-- EXERCISE INPUT follows --
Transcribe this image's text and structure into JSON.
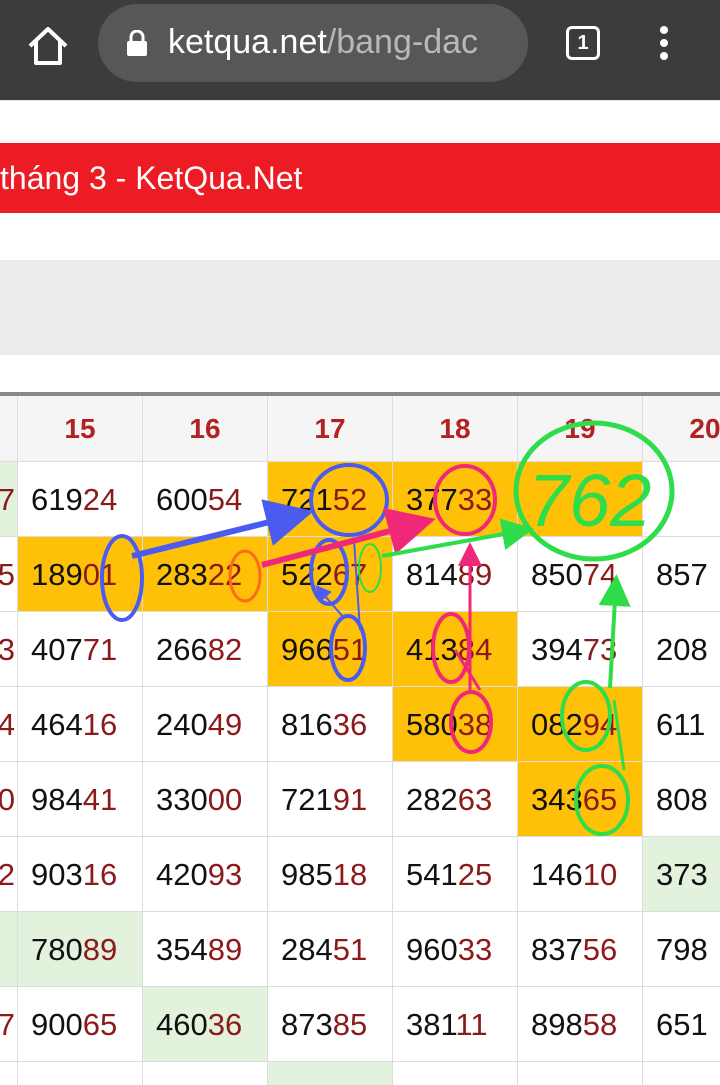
{
  "browser": {
    "url_host": "ketqua.net",
    "url_path": "/bang-dac",
    "tab_count": "1"
  },
  "banner": {
    "title": "tháng 3 - KetQua.Net"
  },
  "table": {
    "edge_values": [
      "7",
      "5",
      "3",
      "4",
      "0",
      "2",
      "",
      "7",
      ""
    ],
    "columns": [
      {
        "header": "15",
        "cells": [
          {
            "p": "619",
            "s": "24",
            "h": "none"
          },
          {
            "p": "189",
            "s": "01",
            "h": "yellow"
          },
          {
            "p": "407",
            "s": "71",
            "h": "none"
          },
          {
            "p": "464",
            "s": "16",
            "h": "none"
          },
          {
            "p": "984",
            "s": "41",
            "h": "none"
          },
          {
            "p": "903",
            "s": "16",
            "h": "none"
          },
          {
            "p": "780",
            "s": "89",
            "h": "green"
          },
          {
            "p": "900",
            "s": "65",
            "h": "none"
          },
          {
            "p": "",
            "s": "",
            "h": "none"
          }
        ]
      },
      {
        "header": "16",
        "cells": [
          {
            "p": "600",
            "s": "54",
            "h": "none"
          },
          {
            "p": "283",
            "s": "22",
            "h": "yellow"
          },
          {
            "p": "266",
            "s": "82",
            "h": "none"
          },
          {
            "p": "240",
            "s": "49",
            "h": "none"
          },
          {
            "p": "330",
            "s": "00",
            "h": "none"
          },
          {
            "p": "420",
            "s": "93",
            "h": "none"
          },
          {
            "p": "354",
            "s": "89",
            "h": "none"
          },
          {
            "p": "460",
            "s": "36",
            "h": "green"
          },
          {
            "p": "",
            "s": "",
            "h": "none"
          }
        ]
      },
      {
        "header": "17",
        "cells": [
          {
            "p": "721",
            "s": "52",
            "h": "yellow"
          },
          {
            "p": "522",
            "s": "67",
            "h": "yellow"
          },
          {
            "p": "966",
            "s": "51",
            "h": "yellow"
          },
          {
            "p": "816",
            "s": "36",
            "h": "none"
          },
          {
            "p": "721",
            "s": "91",
            "h": "none"
          },
          {
            "p": "985",
            "s": "18",
            "h": "none"
          },
          {
            "p": "284",
            "s": "51",
            "h": "none"
          },
          {
            "p": "873",
            "s": "85",
            "h": "none"
          },
          {
            "p": "",
            "s": "",
            "h": "green"
          }
        ]
      },
      {
        "header": "18",
        "cells": [
          {
            "p": "377",
            "s": "33",
            "h": "yellow"
          },
          {
            "p": "814",
            "s": "89",
            "h": "none"
          },
          {
            "p": "413",
            "s": "84",
            "h": "yellow"
          },
          {
            "p": "580",
            "s": "38",
            "h": "yellow"
          },
          {
            "p": "282",
            "s": "63",
            "h": "none"
          },
          {
            "p": "541",
            "s": "25",
            "h": "none"
          },
          {
            "p": "960",
            "s": "33",
            "h": "none"
          },
          {
            "p": "381",
            "s": "11",
            "h": "none"
          },
          {
            "p": "",
            "s": "",
            "h": "none"
          }
        ]
      },
      {
        "header": "19",
        "cells": [
          {
            "p": "",
            "s": "",
            "h": "yellow"
          },
          {
            "p": "850",
            "s": "74",
            "h": "none"
          },
          {
            "p": "394",
            "s": "73",
            "h": "none"
          },
          {
            "p": "082",
            "s": "94",
            "h": "yellow"
          },
          {
            "p": "343",
            "s": "65",
            "h": "yellow"
          },
          {
            "p": "146",
            "s": "10",
            "h": "none"
          },
          {
            "p": "837",
            "s": "56",
            "h": "none"
          },
          {
            "p": "898",
            "s": "58",
            "h": "none"
          },
          {
            "p": "",
            "s": "",
            "h": "none"
          }
        ]
      },
      {
        "header": "20",
        "cells": [
          {
            "p": "",
            "s": "",
            "h": "none"
          },
          {
            "p": "857",
            "s": "",
            "h": "none"
          },
          {
            "p": "208",
            "s": "",
            "h": "none"
          },
          {
            "p": "611",
            "s": "",
            "h": "none"
          },
          {
            "p": "808",
            "s": "",
            "h": "none"
          },
          {
            "p": "373",
            "s": "",
            "h": "green"
          },
          {
            "p": "798",
            "s": "",
            "h": "none"
          },
          {
            "p": "651",
            "s": "",
            "h": "none"
          },
          {
            "p": "",
            "s": "",
            "h": "none"
          }
        ]
      }
    ]
  },
  "annotation": {
    "handwritten_note": "762"
  },
  "colors": {
    "highlight": "#ffc107",
    "soft_green": "#e3f2dc",
    "banner_red": "#ed1c24",
    "marker_blue": "#4a5cf0",
    "marker_pink": "#f0287a",
    "marker_green": "#2fdc4a"
  }
}
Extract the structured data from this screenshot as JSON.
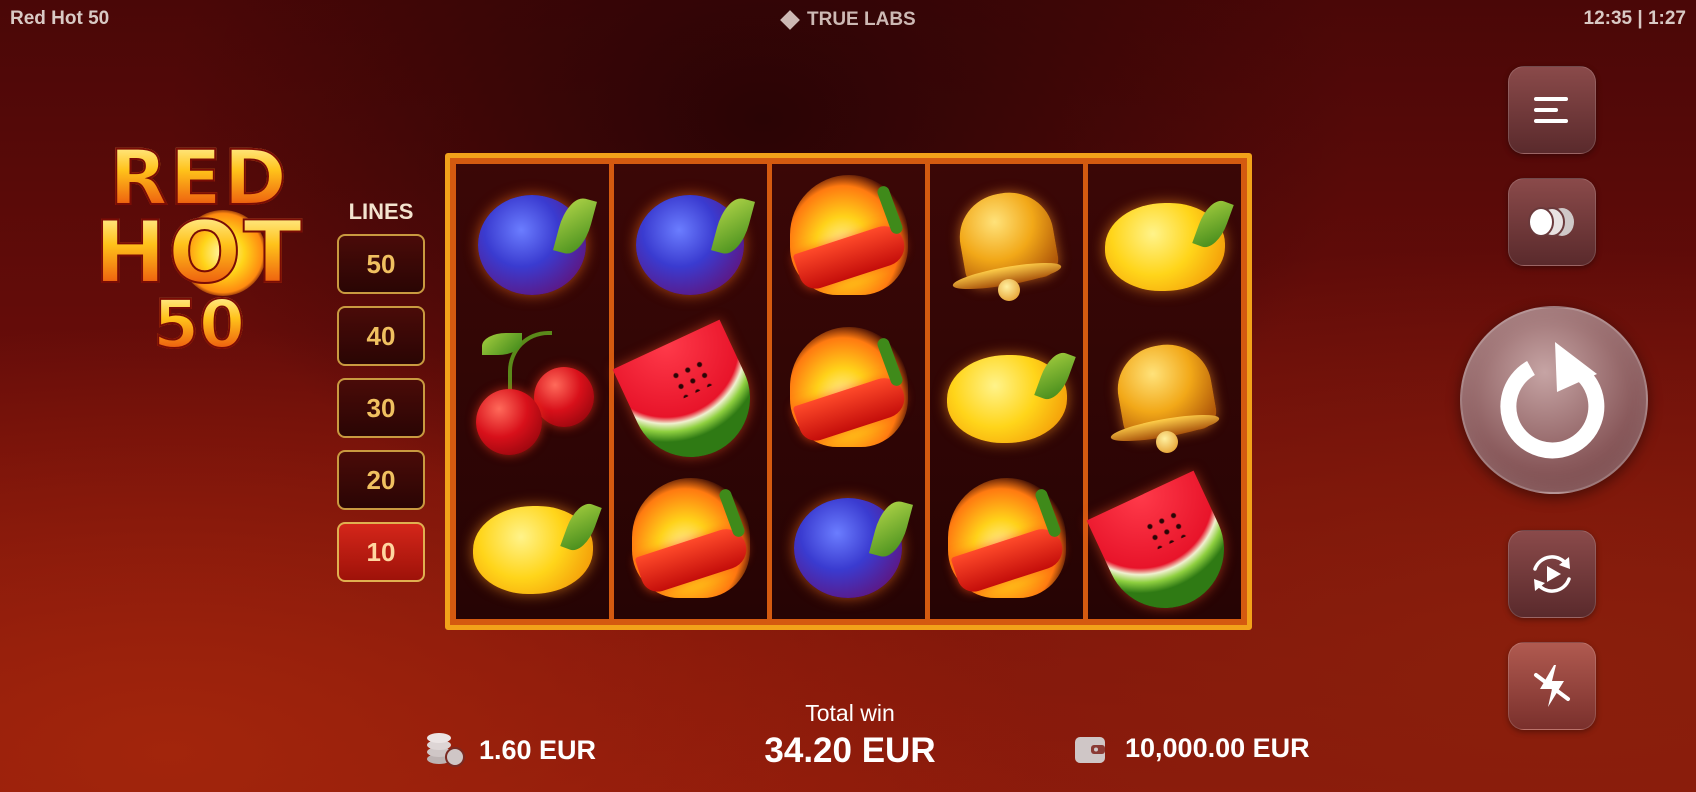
{
  "topbar": {
    "title": "Red Hot 50",
    "brand": "TRUE LABS",
    "clock": "12:35 | 1:27"
  },
  "logo": {
    "line1": "RED",
    "line2": "HOT",
    "line3": "50"
  },
  "lines": {
    "label": "LINES",
    "options": [
      "50",
      "40",
      "30",
      "20",
      "10"
    ],
    "selected": "10"
  },
  "reels": [
    [
      "plum",
      "cherry",
      "lemon"
    ],
    [
      "plum",
      "watermelon",
      "chili"
    ],
    [
      "chili",
      "chili",
      "plum"
    ],
    [
      "bell",
      "lemon",
      "chili"
    ],
    [
      "lemon",
      "bell",
      "watermelon"
    ]
  ],
  "controls": {
    "menu_icon": "menu-icon",
    "bet_icon": "coins-icon",
    "spin_icon": "spin-icon",
    "autoplay_icon": "autoplay-icon",
    "turbo_icon": "turbo-icon"
  },
  "bottom": {
    "bet_value": "1.60 EUR",
    "total_win_label": "Total win",
    "total_win_value": "34.20 EUR",
    "balance_value": "10,000.00 EUR"
  },
  "colors": {
    "frame": "#f2a21a",
    "line_active": "#d4261a",
    "line_text": "#f0c060"
  }
}
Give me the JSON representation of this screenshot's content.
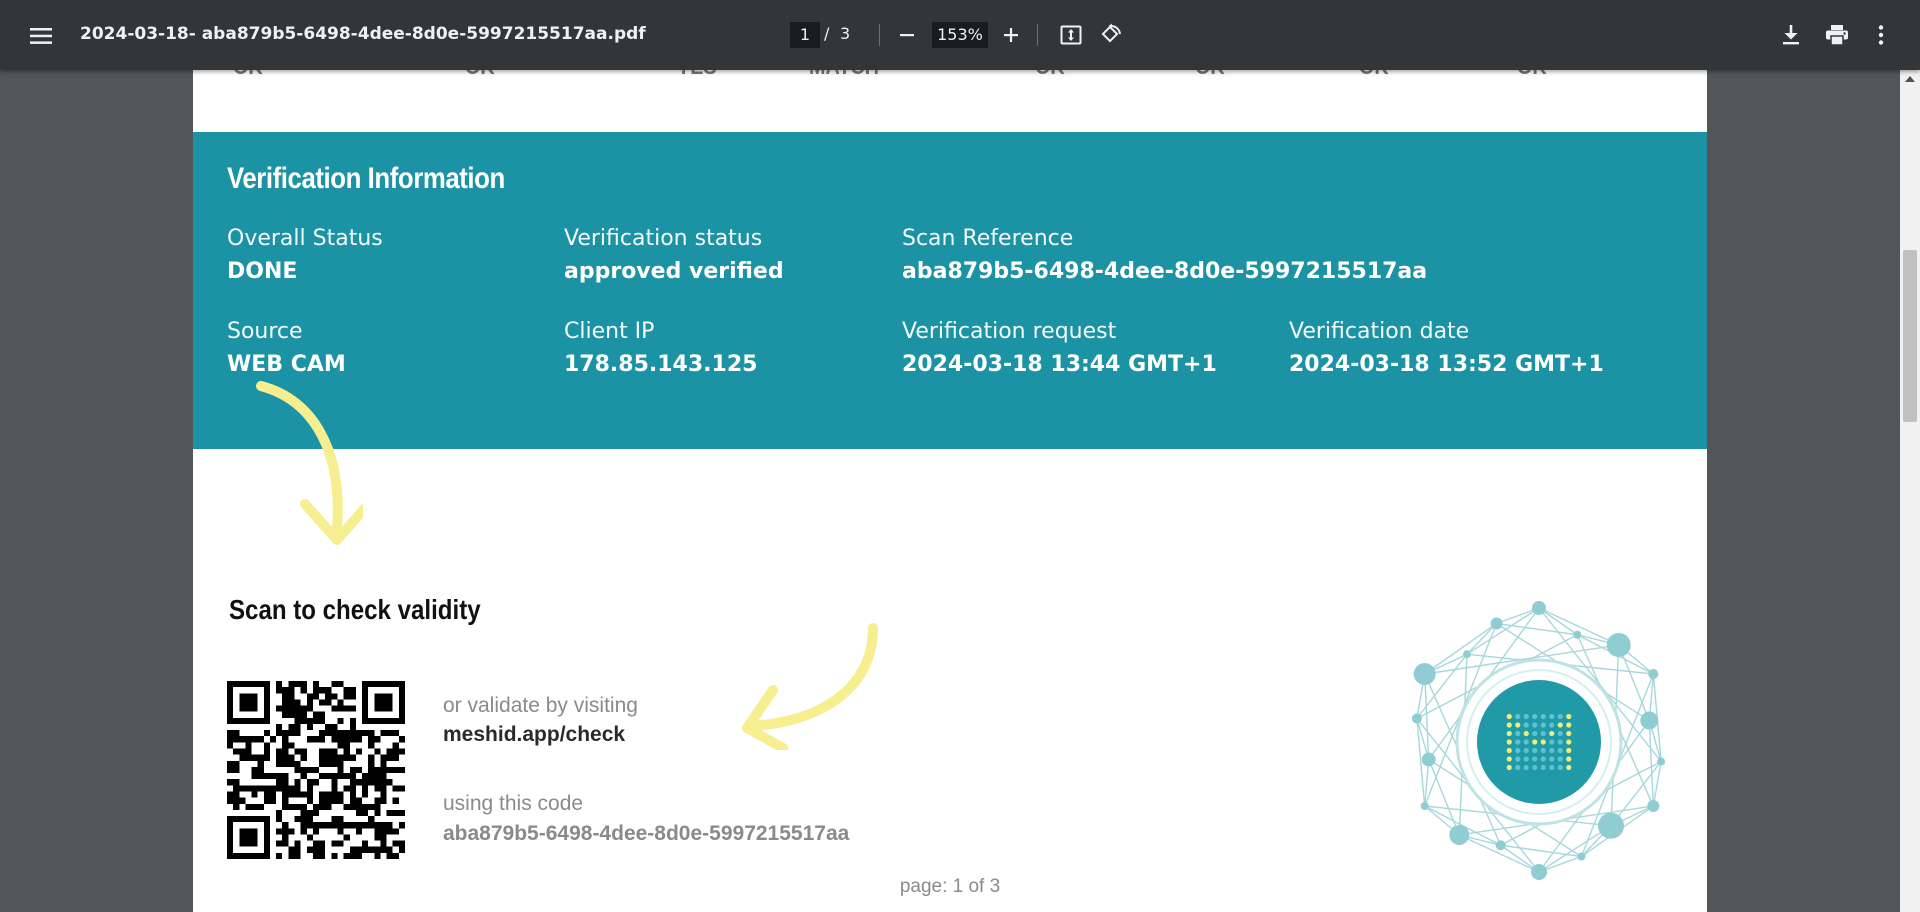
{
  "toolbar": {
    "file_name": "2024-03-18- aba879b5-6498-4dee-8d0e-5997215517aa.pdf",
    "current_page": "1",
    "page_separator": "/",
    "total_pages": "3",
    "zoom": "153%"
  },
  "top_row": [
    "OK",
    "OK",
    "YES",
    "MATCH",
    "OK",
    "OK",
    "OK",
    "OK"
  ],
  "verification": {
    "title": "Verification Information",
    "overall_status_label": "Overall Status",
    "overall_status_value": "DONE",
    "verification_status_label": "Verification status",
    "verification_status_value": "approved verified",
    "scan_reference_label": "Scan Reference",
    "scan_reference_value": "aba879b5-6498-4dee-8d0e-5997215517aa",
    "source_label": "Source",
    "source_value": "WEB CAM",
    "client_ip_label": "Client IP",
    "client_ip_value": "178.85.143.125",
    "verification_request_label": "Verification request",
    "verification_request_value": "2024-03-18 13:44 GMT+1",
    "verification_date_label": "Verification date",
    "verification_date_value": "2024-03-18 13:52 GMT+1"
  },
  "scan": {
    "heading": "Scan to check validity",
    "validate_text": "or validate by visiting",
    "validate_url": "meshid.app/check",
    "code_label": "using this code",
    "code_value": "aba879b5-6498-4dee-8d0e-5997215517aa"
  },
  "footer": {
    "page_text": "page: 1 of 3"
  },
  "colors": {
    "toolbar_bg": "#323639",
    "viewer_bg": "#525659",
    "teal": "#1b93a4",
    "arrow_yellow": "#f7ee8f",
    "logo_teal": "#1f9aa6"
  },
  "icons": [
    "menu-icon",
    "minus-icon",
    "plus-icon",
    "fit-page-icon",
    "rotate-icon",
    "download-icon",
    "print-icon",
    "more-vert-icon"
  ]
}
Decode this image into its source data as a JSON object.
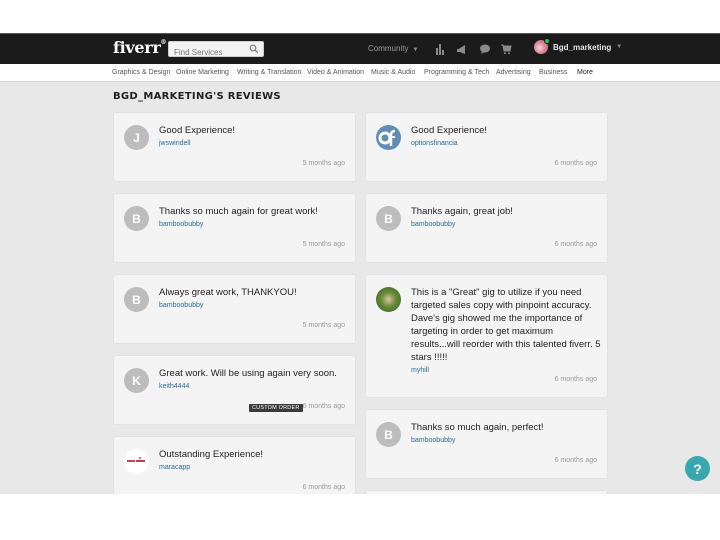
{
  "header": {
    "logo": "fiverr",
    "logo_mark": "®",
    "search_placeholder": "Find Services",
    "community_label": "Community",
    "icons": [
      "bar-chart-icon",
      "megaphone-icon",
      "chat-bubble-icon",
      "cart-icon"
    ],
    "username": "Bgd_marketing",
    "user_online_color": "#35b84a"
  },
  "categories": [
    "Graphics & Design",
    "Online Marketing",
    "Writing & Translation",
    "Video & Animation",
    "Music & Audio",
    "Programming & Tech",
    "Advertising",
    "Business",
    "More"
  ],
  "page": {
    "title": "BGD_MARKETING'S REVIEWS"
  },
  "reviews_left": [
    {
      "avatar": "J",
      "text": "Good Experience!",
      "author": "jwswindell",
      "time": "5 months ago"
    },
    {
      "avatar": "B",
      "text": "Thanks so much again for great work!",
      "author": "bamboobubby",
      "time": "5 months ago"
    },
    {
      "avatar": "B",
      "text": "Always great work, THANKYOU!",
      "author": "bamboobubby",
      "time": "5 months ago"
    },
    {
      "avatar": "K",
      "text": "Great work. Will be using again very soon.",
      "author": "keith4444",
      "time": "6 months ago",
      "badge": "CUSTOM ORDER"
    },
    {
      "avatar": "",
      "avatar_image": "maracapp-logo",
      "text": "Outstanding Experience!",
      "author": "maracapp",
      "time": "6 months ago"
    }
  ],
  "reviews_right": [
    {
      "avatar": "",
      "avatar_image": "optionsfinancia-logo",
      "text": "Good Experience!",
      "author": "optionsfinancia",
      "time": "6 months ago"
    },
    {
      "avatar": "B",
      "text": "Thanks again, great job!",
      "author": "bamboobubby",
      "time": "6 months ago"
    },
    {
      "avatar": "",
      "avatar_image": "myhill-photo",
      "text": "This is a \"Great\" gig to utilize if you need targeted sales copy with pinpoint accuracy. Dave's gig showed me the importance of targeting in order to get maximum results...will reorder with this talented fiverr. 5 stars !!!!!",
      "author": "myhill",
      "time": "6 months ago"
    },
    {
      "avatar": "B",
      "text": "Thanks so much again, perfect!",
      "author": "bamboobubby",
      "time": "6 months ago"
    }
  ],
  "help_button": "?",
  "colors": {
    "header_bg": "#1b1b1b",
    "link": "#2b6b91",
    "help": "#3aa6ae",
    "page_bg": "#e8e8e8",
    "card_bg": "#f4f4f4"
  }
}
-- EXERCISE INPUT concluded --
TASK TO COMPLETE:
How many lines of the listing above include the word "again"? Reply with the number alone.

RESULT FOR THIS EXERCISE:
4